The Greeks were an important fourth arm in the WWII allied forces, with more than 600 steamships totaling 8 million gross tons. Once again the toll in lives and ships was high for Greece… The dark shadow of occupation is once again over Chios. Our young friend has reached his seventies, stranded in his hometown. He was left without ships since the early days of the War. His only ship, a 32 year old steamer, loaded with grain, was torpedoed in the North Atlantic …No member of the crew was lost.” My uncle and family koumbaro, Steve Skellas, was the son of a Chian priest, who was shipwrecked about twice. He watched his crew members, his friends, eaten by sharks. He was spared miraculously. Mr. Skellas immigrated to New York through Ellis Island. Every family has oral, historical stories.
The next historical turning point for Chian shipping starts in New York…with the purchase of the Liberties, mass produced during the war.
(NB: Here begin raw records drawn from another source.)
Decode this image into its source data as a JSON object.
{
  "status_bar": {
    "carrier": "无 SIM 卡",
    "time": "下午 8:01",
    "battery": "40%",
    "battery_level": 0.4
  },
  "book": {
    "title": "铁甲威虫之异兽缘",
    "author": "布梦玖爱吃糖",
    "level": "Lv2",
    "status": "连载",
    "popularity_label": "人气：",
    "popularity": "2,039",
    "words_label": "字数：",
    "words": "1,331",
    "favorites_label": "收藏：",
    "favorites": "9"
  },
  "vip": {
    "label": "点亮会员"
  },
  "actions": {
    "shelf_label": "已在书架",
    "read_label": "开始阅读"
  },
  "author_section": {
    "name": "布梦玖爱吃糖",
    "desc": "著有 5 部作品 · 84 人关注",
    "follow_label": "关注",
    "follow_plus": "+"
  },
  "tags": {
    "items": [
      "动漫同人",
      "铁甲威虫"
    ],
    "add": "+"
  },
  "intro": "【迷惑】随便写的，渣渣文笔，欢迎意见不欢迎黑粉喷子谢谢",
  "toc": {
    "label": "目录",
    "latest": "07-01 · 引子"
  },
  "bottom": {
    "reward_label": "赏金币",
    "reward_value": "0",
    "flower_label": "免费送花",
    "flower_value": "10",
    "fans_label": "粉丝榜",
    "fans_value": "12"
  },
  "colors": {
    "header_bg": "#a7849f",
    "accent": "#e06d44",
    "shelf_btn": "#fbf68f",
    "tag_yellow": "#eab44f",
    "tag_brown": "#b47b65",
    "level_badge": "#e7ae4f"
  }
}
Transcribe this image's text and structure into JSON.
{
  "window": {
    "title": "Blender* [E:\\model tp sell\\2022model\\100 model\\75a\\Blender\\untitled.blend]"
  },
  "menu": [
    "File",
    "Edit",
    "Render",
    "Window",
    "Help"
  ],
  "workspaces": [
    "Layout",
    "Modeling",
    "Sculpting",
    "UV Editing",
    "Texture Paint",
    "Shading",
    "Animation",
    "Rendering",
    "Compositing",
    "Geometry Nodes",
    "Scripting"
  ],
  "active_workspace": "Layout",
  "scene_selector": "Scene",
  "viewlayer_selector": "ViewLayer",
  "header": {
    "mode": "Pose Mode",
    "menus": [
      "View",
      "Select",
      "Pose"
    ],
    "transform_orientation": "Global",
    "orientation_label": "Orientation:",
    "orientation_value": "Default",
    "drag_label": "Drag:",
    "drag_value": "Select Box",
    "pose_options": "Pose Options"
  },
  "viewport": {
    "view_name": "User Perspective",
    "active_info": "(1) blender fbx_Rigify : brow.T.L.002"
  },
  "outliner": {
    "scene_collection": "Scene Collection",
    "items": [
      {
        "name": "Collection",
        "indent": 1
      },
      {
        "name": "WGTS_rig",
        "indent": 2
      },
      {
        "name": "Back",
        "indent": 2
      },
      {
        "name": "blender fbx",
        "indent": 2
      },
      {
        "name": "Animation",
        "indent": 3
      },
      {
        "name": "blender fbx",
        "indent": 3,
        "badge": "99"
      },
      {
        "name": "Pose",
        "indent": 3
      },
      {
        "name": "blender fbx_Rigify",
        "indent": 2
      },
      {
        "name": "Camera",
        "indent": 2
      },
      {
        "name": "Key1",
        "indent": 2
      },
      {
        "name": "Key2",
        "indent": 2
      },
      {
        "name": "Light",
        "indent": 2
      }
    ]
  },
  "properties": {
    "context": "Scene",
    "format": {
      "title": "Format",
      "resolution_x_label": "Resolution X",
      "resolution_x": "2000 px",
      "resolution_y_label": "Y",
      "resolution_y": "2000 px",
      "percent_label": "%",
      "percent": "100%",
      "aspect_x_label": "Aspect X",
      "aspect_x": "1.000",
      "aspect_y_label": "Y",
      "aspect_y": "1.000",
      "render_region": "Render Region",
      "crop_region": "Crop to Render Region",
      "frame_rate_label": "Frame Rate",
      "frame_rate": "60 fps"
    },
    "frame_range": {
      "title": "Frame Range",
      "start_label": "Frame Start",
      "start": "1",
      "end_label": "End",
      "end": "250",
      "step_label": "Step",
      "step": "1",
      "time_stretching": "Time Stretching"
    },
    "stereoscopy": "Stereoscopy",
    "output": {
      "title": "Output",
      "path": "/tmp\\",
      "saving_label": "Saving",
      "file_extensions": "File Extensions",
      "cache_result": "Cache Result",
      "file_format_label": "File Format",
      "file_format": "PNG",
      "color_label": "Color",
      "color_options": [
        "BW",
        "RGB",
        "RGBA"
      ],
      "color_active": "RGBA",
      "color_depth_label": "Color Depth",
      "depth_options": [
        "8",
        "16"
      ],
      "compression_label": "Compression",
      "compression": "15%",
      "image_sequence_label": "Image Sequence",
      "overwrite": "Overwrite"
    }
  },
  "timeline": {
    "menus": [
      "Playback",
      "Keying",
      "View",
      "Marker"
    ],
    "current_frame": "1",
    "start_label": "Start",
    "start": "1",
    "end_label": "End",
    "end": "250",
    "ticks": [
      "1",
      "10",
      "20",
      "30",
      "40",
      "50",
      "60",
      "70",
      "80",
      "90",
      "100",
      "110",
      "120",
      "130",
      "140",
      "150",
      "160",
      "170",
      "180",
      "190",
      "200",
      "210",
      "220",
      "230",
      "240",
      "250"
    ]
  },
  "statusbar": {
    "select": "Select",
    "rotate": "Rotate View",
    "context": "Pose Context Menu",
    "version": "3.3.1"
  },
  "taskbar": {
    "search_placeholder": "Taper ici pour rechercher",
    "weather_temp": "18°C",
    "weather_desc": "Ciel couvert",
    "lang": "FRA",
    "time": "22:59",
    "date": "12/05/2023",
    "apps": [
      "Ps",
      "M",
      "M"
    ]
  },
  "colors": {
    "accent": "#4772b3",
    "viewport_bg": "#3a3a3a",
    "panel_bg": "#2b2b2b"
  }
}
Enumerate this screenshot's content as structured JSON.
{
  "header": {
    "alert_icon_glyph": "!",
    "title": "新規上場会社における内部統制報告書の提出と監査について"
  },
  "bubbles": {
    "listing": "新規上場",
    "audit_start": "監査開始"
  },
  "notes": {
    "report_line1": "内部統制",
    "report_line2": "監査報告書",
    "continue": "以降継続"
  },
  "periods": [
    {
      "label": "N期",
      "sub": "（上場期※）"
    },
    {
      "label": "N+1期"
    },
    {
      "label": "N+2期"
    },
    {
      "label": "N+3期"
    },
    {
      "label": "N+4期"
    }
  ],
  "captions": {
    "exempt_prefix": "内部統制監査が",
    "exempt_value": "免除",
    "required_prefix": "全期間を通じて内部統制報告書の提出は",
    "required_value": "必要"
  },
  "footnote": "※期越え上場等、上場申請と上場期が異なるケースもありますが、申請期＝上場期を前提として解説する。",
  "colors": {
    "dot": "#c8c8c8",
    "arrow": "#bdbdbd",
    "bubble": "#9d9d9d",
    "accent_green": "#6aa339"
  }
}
The ‘blessed Liberties’(WWII ships) laid the foundation of the post-war miracle of Greek shipping….January 1947, our friend returns to New York City as a ship-owner with his sons…becoming with his sons a proud owner of the 100 ‘blessed ones’….their own shipping miracle remains luminescent to this day.” The Liberties aided Aristotle Onassis in his rise to fame.
Dr. Los explained that “the ever increasing size of ships had begun since the fifties. During the sixties…the name of the game was new buildings. Japan superseded the U.S. and the U.K. as the world’s major shipbuilder. South Korea would emerge as leader in the shipbuilding scene, followed by China in today’ market…..Our man from Chios passes away peacefully at the age of 92. He is in high spirits as he sees the third generation taking on another challenge, the bulk carrier.
From the seventies until the present day, Chian shipping has continued its upward path…controlling more than 40% of Greek shipping….Greek owned shipping stands today in first position worldwide….. The man from Chios family is in its fifth generation. The spirit remains: be wary and respectful of the market; be mindful of the upward cycles and patient when the going gets tough; be close to the ship and crew; communicate with fellow ship-owners.”
Dr. Los honored all present with his analytical, factually based lecture.
Greece is a maritime nation by tradition, as shipping is arguably the oldest form of occupation of the Greeks and a key element of Greek economic activity since the ancient times, Nowadays, Greece has the largest merchant fleet in the world, which is the second largest contributor to the national economy after tourism and forms the backbone of world shipping. The Greek fleet flies a variety of flags, however some Greek ship-owners gradually return to Greece following the changes to the legislative framework governing their operations and the improvement of infrastructure, according tohttps://en.wikipedia.org/wiki/Greek_Merchant_Navy
Greek firms have managed to greatly capture the immense expansion of Asia, particularly China. It is mostly the dry bulk shipping firms that have benefited from the development, since iron ore and coal are the two major resources that are required for a country’s infrastructure to be taken to the next level.
Ever since the beginning of the new millennium, China has provided very lucrative contracts both on the spot, and time charter market for dry bulk ship-owners. As a result, many new shipping tycoons were created.Most Greek shipping has been run as a family business, with family members located in key ports or in key positions, and with marriages cementing relationships between commercial dynasties. These close-knit families have allowed financially sensitive information to be kept within the local community, with many transactions kept within trusted family networks.The twentieth century saw more Greek shipping families established.
Photo-Dr. Los (4th from left) at The Panchiaki Korais Society, Inc.